“This is the first study to demonstrate that surgical weight loss leads to decreased aging by increasing telomere length,” said lead author John M. Morton, MD, MPH, director of bariatric surgery, Stanford University in Stanford, Calif.
Normal cells are guarded against turning malignant by telomeres. After a certain point, eroded telomeres signal cells to stop dividing. Cancer cells have chanced upon a mechanism to restore telomeres, allowing them to divide endlessly, a hallmark of cancer.
A human study published in the journal Brain, Behavior and Immunity showed that overweight, sedentary adults who were given a daily omega-3 fat supplement realized a lengthening of their telomeres and reduced blood markers of inflammation and free-radical damage compared to subjects given placebo.
Shorter telomeres have been linked to chronic stress.
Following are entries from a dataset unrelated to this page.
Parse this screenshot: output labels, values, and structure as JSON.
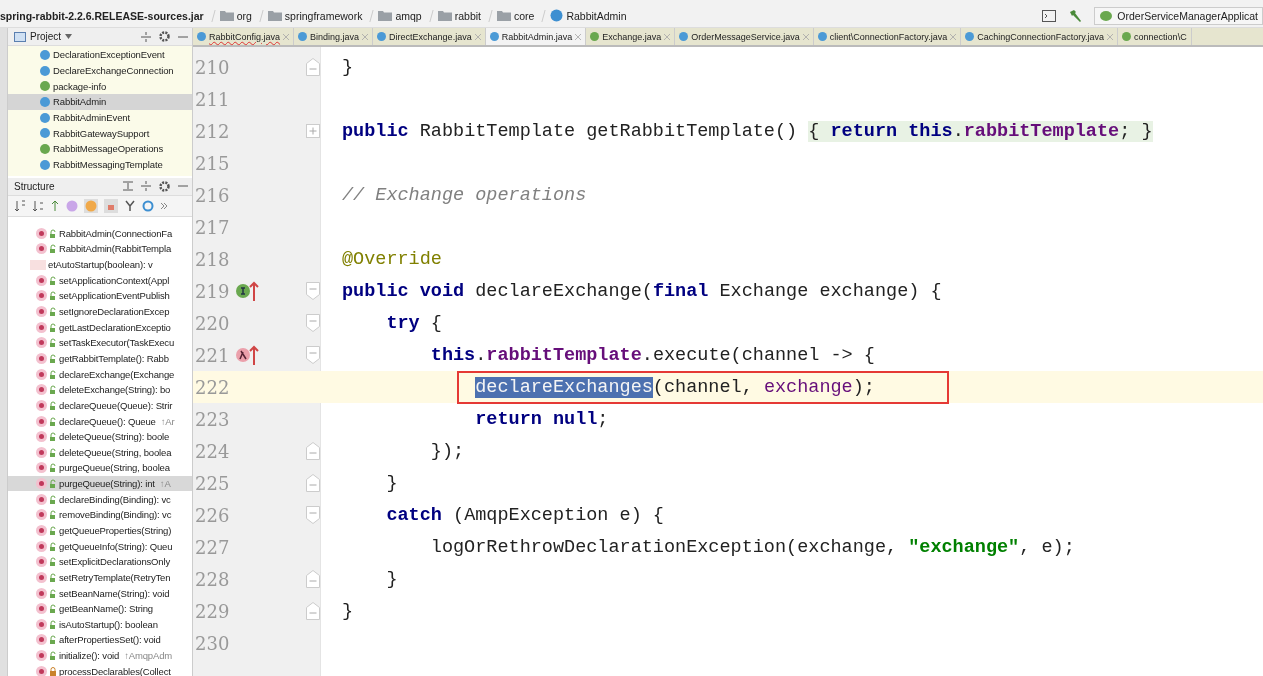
{
  "breadcrumb": [
    {
      "label": "spring-rabbit-2.2.6.RELEASE-sources.jar",
      "kind": "jar"
    },
    {
      "label": "org",
      "kind": "folder"
    },
    {
      "label": "springframework",
      "kind": "folder"
    },
    {
      "label": "amqp",
      "kind": "folder"
    },
    {
      "label": "rabbit",
      "kind": "folder"
    },
    {
      "label": "core",
      "kind": "folder"
    },
    {
      "label": "RabbitAdmin",
      "kind": "class"
    }
  ],
  "run_config": "OrderServiceManagerApplicat",
  "project_panel": {
    "title": "Project",
    "items": [
      {
        "label": "DeclarationExceptionEvent",
        "kind": "class",
        "selected": false
      },
      {
        "label": "DeclareExchangeConnection",
        "kind": "class",
        "selected": false
      },
      {
        "label": "package-info",
        "kind": "interface",
        "selected": false
      },
      {
        "label": "RabbitAdmin",
        "kind": "class",
        "selected": true
      },
      {
        "label": "RabbitAdminEvent",
        "kind": "class",
        "selected": false
      },
      {
        "label": "RabbitGatewaySupport",
        "kind": "class",
        "selected": false
      },
      {
        "label": "RabbitMessageOperations",
        "kind": "interface",
        "selected": false
      },
      {
        "label": "RabbitMessagingTemplate",
        "kind": "class",
        "selected": false
      }
    ]
  },
  "structure_panel": {
    "title": "Structure",
    "items": [
      {
        "label": "RabbitAdmin(ConnectionFa",
        "kind": "public",
        "selected": false
      },
      {
        "label": "RabbitAdmin(RabbitTempla",
        "kind": "public",
        "selected": false
      },
      {
        "label": "etAutoStartup(boolean): v",
        "kind": "obscured",
        "selected": false
      },
      {
        "label": "setApplicationContext(Appl",
        "kind": "public",
        "selected": false
      },
      {
        "label": "setApplicationEventPublish",
        "kind": "public",
        "selected": false
      },
      {
        "label": "setIgnoreDeclarationExcep",
        "kind": "public",
        "selected": false
      },
      {
        "label": "getLastDeclarationExceptio",
        "kind": "public",
        "selected": false
      },
      {
        "label": "setTaskExecutor(TaskExecu",
        "kind": "public",
        "selected": false
      },
      {
        "label": "getRabbitTemplate(): Rabb",
        "kind": "public",
        "selected": false
      },
      {
        "label": "declareExchange(Exchange",
        "kind": "public",
        "selected": false
      },
      {
        "label": "deleteExchange(String): bo",
        "kind": "public",
        "selected": false
      },
      {
        "label": "declareQueue(Queue): Strir",
        "kind": "public",
        "selected": false
      },
      {
        "label": "declareQueue(): Queue",
        "suffix": "↑Ar",
        "kind": "public",
        "selected": false
      },
      {
        "label": "deleteQueue(String): boole",
        "kind": "public",
        "selected": false
      },
      {
        "label": "deleteQueue(String, boolea",
        "kind": "public",
        "selected": false
      },
      {
        "label": "purgeQueue(String, boolea",
        "kind": "public",
        "selected": false
      },
      {
        "label": "purgeQueue(String): int",
        "suffix": "↑A",
        "kind": "public",
        "selected": true
      },
      {
        "label": "declareBinding(Binding): vc",
        "kind": "public",
        "selected": false
      },
      {
        "label": "removeBinding(Binding): vc",
        "kind": "public",
        "selected": false
      },
      {
        "label": "getQueueProperties(String)",
        "kind": "public",
        "selected": false
      },
      {
        "label": "getQueueInfo(String): Queu",
        "kind": "public",
        "selected": false
      },
      {
        "label": "setExplicitDeclarationsOnly",
        "kind": "public",
        "selected": false
      },
      {
        "label": "setRetryTemplate(RetryTen",
        "kind": "public",
        "selected": false
      },
      {
        "label": "setBeanName(String): void",
        "kind": "public",
        "selected": false
      },
      {
        "label": "getBeanName(): String",
        "kind": "public",
        "selected": false
      },
      {
        "label": "isAutoStartup(): boolean",
        "kind": "public",
        "selected": false
      },
      {
        "label": "afterPropertiesSet(): void",
        "kind": "public",
        "selected": false
      },
      {
        "label": "initialize(): void",
        "suffix": "↑AmqpAdm",
        "kind": "public",
        "selected": false
      },
      {
        "label": "processDeclarables(Collect",
        "kind": "private",
        "selected": false
      }
    ]
  },
  "tabs": [
    {
      "label": "RabbitConfig.java",
      "kind": "class",
      "error": true,
      "selected": false
    },
    {
      "label": "Binding.java",
      "kind": "class",
      "error": false,
      "selected": false
    },
    {
      "label": "DirectExchange.java",
      "kind": "class",
      "error": false,
      "selected": false
    },
    {
      "label": "RabbitAdmin.java",
      "kind": "class",
      "error": false,
      "selected": true
    },
    {
      "label": "Exchange.java",
      "kind": "interface",
      "error": false,
      "selected": false
    },
    {
      "label": "OrderMessageService.java",
      "kind": "class",
      "error": false,
      "selected": false
    },
    {
      "label": "client\\ConnectionFactory.java",
      "kind": "class",
      "error": false,
      "selected": false
    },
    {
      "label": "CachingConnectionFactory.java",
      "kind": "class",
      "error": false,
      "selected": false
    },
    {
      "label": "connection\\C",
      "kind": "interface",
      "error": false,
      "selected": false
    }
  ],
  "editor": {
    "lines": [
      {
        "number": "210",
        "fold_marker": {
          "kind": "end"
        },
        "current": false,
        "boxed": false,
        "segments": [
          {
            "t": "}",
            "kind": "plain"
          }
        ]
      },
      {
        "number": "211",
        "current": false,
        "boxed": false
      },
      {
        "number": "212",
        "fold_marker": {
          "kind": "plus"
        },
        "current": false,
        "boxed": false,
        "segments": [
          {
            "t": "public ",
            "kind": "kw"
          },
          {
            "t": "RabbitTemplate getRabbitTemplate() ",
            "kind": "plain"
          },
          {
            "t": "{ ",
            "kind": "folded"
          },
          {
            "t": "return this",
            "kind": "kwf"
          },
          {
            "t": ".",
            "kind": "folded"
          },
          {
            "t": "rabbitTemplate",
            "kind": "fieldf"
          },
          {
            "t": "; }",
            "kind": "folded"
          }
        ]
      },
      {
        "number": "215",
        "current": false,
        "boxed": false
      },
      {
        "number": "216",
        "current": false,
        "boxed": false,
        "segments": [
          {
            "t": "// Exchange operations",
            "kind": "comment"
          }
        ]
      },
      {
        "number": "217",
        "current": false,
        "boxed": false
      },
      {
        "number": "218",
        "current": false,
        "boxed": false,
        "segments": [
          {
            "t": "@Override",
            "kind": "annotation"
          }
        ]
      },
      {
        "number": "219",
        "fold_marker": {
          "kind": "start"
        },
        "gutter_icon": {
          "kind": "implements"
        },
        "current": false,
        "boxed": false,
        "segments": [
          {
            "t": "public void ",
            "kind": "kw"
          },
          {
            "t": "declareExchange(",
            "kind": "plain"
          },
          {
            "t": "final ",
            "kind": "kw"
          },
          {
            "t": "Exchange exchange) {",
            "kind": "plain"
          }
        ]
      },
      {
        "number": "220",
        "fold_marker": {
          "kind": "start"
        },
        "current": false,
        "boxed": false,
        "segments": [
          {
            "t": "    try ",
            "kind": "kw"
          },
          {
            "t": "{",
            "kind": "plain"
          }
        ]
      },
      {
        "number": "221",
        "fold_marker": {
          "kind": "start"
        },
        "gutter_icon": {
          "kind": "lambda"
        },
        "current": false,
        "boxed": false,
        "segments": [
          {
            "t": "        this",
            "kind": "kw"
          },
          {
            "t": ".",
            "kind": "plain"
          },
          {
            "t": "rabbitTemplate",
            "kind": "field"
          },
          {
            "t": ".execute(channel -> {",
            "kind": "plain"
          }
        ]
      },
      {
        "number": "222",
        "current": true,
        "boxed": true,
        "segments": [
          {
            "t": "declareExchanges",
            "kind": "selected"
          },
          {
            "t": "(channel, ",
            "kind": "plain"
          },
          {
            "t": "exchange",
            "kind": "captured"
          },
          {
            "t": ");",
            "kind": "plain"
          }
        ]
      },
      {
        "number": "223",
        "current": false,
        "boxed": false,
        "segments": [
          {
            "t": "            return null",
            "kind": "kw"
          },
          {
            "t": ";",
            "kind": "plain"
          }
        ]
      },
      {
        "number": "224",
        "fold_marker": {
          "kind": "end"
        },
        "current": false,
        "boxed": false,
        "segments": [
          {
            "t": "        });",
            "kind": "plain"
          }
        ]
      },
      {
        "number": "225",
        "fold_marker": {
          "kind": "end"
        },
        "current": false,
        "boxed": false,
        "segments": [
          {
            "t": "    }",
            "kind": "plain"
          }
        ]
      },
      {
        "number": "226",
        "fold_marker": {
          "kind": "start"
        },
        "current": false,
        "boxed": false,
        "segments": [
          {
            "t": "    catch ",
            "kind": "kw"
          },
          {
            "t": "(AmqpException e) {",
            "kind": "plain"
          }
        ]
      },
      {
        "number": "227",
        "current": false,
        "boxed": false,
        "segments": [
          {
            "t": "        logOrRethrowDeclarationException(exchange, ",
            "kind": "plain"
          },
          {
            "t": "\"exchange\"",
            "kind": "string"
          },
          {
            "t": ", e);",
            "kind": "plain"
          }
        ]
      },
      {
        "number": "228",
        "fold_marker": {
          "kind": "end"
        },
        "current": false,
        "boxed": false,
        "segments": [
          {
            "t": "    }",
            "kind": "plain"
          }
        ]
      },
      {
        "number": "229",
        "fold_marker": {
          "kind": "end"
        },
        "current": false,
        "boxed": false,
        "segments": [
          {
            "t": "}",
            "kind": "plain"
          }
        ]
      },
      {
        "number": "230",
        "current": false,
        "boxed": false
      }
    ]
  }
}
A recent study by Elizabeth Hoge and her colleagues at Harvard looked to determine if specific lifestyle behaviors, such as meditation, might mitigate the effects of stress and show longer telomere lengths.